There is a specter haunting Twitter—the specter of a stupid blue notification dot.
You know of what I speak. This week, Twitter debuted Moments, its new section meant to make the social network accessible to a larger audience and bring the company closer to profitability. Users can pop onto the feature in the Twitter app or in their Web browser and find a list of the day's trending stories accompanied by a handful of curated tweets, allowing them to quickly catch up on anything major they might have missed while their eyes weren't glued to a screen.
In theory, this could be a useful little tool. Twitter's infinite cascade of ephemera can be confusing. Even for regular users, checking in sometimes feels like stumbling into seven different angry dinner arguments midstream. Having one place to figure out what's going on without backtracking through a tangled web of tweets sounds like a decent idea.
There is a problem, however. Moments, so far, is terrible. The story selection feels scattershot and stale. Most of the headlines are newswire-dull. The carefully selected tweets are rarely sparkling. It feels a bit like reading a desperate, me-too version of Snapchat Discover, and I have no desire to use it.
Except, there's that dot.
Yes, that dot. In its mobile app, Twitter has taken the same blue notification dot that lets users know about a new mention and deployed it to alert them that, hey, there's a new moment to check out. For a neurotic, social-media-addled individual like myself, it is absolutely infuriating.
Let me elaborate. For avid Twitter users, the blue recognition dot triggers a Pavlovian response, sort of the same way hearing "you've got mail" did back when we were all logging on to AOL with 56K modems. It sends a frisson of anticipation. Perhaps someone has favorited your deliciously witty tweet, feeding you a small but satisfying digital breadcrumb of recognition. Maybe somebody out there in the ether wants to chat. Or maybe it's a troll knocking at your door ready to ruin your day. Who knows! Point being, there is something potentially interesting and maybe even flattering sitting there waiting to be revealed. You must thumb your way over.
By putting the blue dot above the Moments lightning bolt, Twitter is attempting to take advantage of the quick-twitch psychological response it has so effectively wired into its users thanks to mentions.

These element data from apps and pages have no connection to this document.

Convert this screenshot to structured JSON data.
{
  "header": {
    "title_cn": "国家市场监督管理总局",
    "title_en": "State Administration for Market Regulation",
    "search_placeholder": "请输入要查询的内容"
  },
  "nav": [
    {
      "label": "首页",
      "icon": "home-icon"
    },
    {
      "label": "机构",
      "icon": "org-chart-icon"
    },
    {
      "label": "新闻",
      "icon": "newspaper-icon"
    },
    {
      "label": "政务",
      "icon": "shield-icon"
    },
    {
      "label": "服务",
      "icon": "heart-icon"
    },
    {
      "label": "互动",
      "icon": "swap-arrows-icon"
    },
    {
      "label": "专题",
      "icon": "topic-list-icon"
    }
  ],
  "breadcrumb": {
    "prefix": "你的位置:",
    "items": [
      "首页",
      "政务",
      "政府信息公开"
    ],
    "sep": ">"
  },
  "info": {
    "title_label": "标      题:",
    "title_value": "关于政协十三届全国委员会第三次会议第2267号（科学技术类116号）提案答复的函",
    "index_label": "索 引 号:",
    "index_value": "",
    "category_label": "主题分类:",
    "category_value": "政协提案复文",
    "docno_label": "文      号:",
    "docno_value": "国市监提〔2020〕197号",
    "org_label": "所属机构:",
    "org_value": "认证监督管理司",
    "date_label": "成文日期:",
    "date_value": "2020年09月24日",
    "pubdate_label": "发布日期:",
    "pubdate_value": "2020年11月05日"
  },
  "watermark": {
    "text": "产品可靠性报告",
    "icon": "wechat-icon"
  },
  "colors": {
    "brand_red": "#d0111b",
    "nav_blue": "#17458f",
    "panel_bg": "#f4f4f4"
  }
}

Except it's a bait-and-switch. If you click the Moments tab, there will be no gratification, just another bland menu of news stories you could probably find elsewhere. And so you have a choice. Either capitulate and click just to make the dot disappear, or leave it there to nag you for hours while you can only mutter, Lady Macbeth–like, "Out out, damn dot!"
At first, I thought the irritation would pass after a few days. It has not. And a quick search of Twitter makes it clear other feels similarly.
"Push me! Right now! Push me right now!" -- that little blue dot on the Moments tab, all day— Eli Langer (@EliLanger) October 9, 2015
*puts wite-out over the blue dot on the moments tab*— dan mentos (@DanMentos) October 8, 2015
it is taking all of my self-restraint not to click that goddam lightning bolt and try to make the dot disappear. i am in hell.— Caitlin Kelly (@atotalmonet) October 8, 2015
*taps the moments button so the blue dot goes away*— Kevin (@fatmanatee) October 9, 2015
Nothing brings me as much joy as when the little blue dot reappears next to Moments— Prof Jeff Jarvis (@ProfJeffJarvis) October 9, 2015
The new moments tab on here is going to drive me insane. I'm never going to look at it but it always has a blue dot so I'll have to click it— Carli (@clynn_101512) October 9, 2015
There are plenty more where those came from.
When I tried to explain all of this to my Twitter-abstaining wife the other night, she stared at me in silence as if I had lost my mind. And maybe, to some degree, I have. But that's the thing. Twitter has done an excellent job cultivating slavish devotion among its core fans for whom tiny changes to the app can become inordinately irritating, like a splinter in your finger or a pebble in your shoe. At the same time, there are little things it could probably do to avoid alienating them while on its quest to catch up with Facebook's scale. Like, you know, giving us the option to turn off the moments notification. It's a small request, really.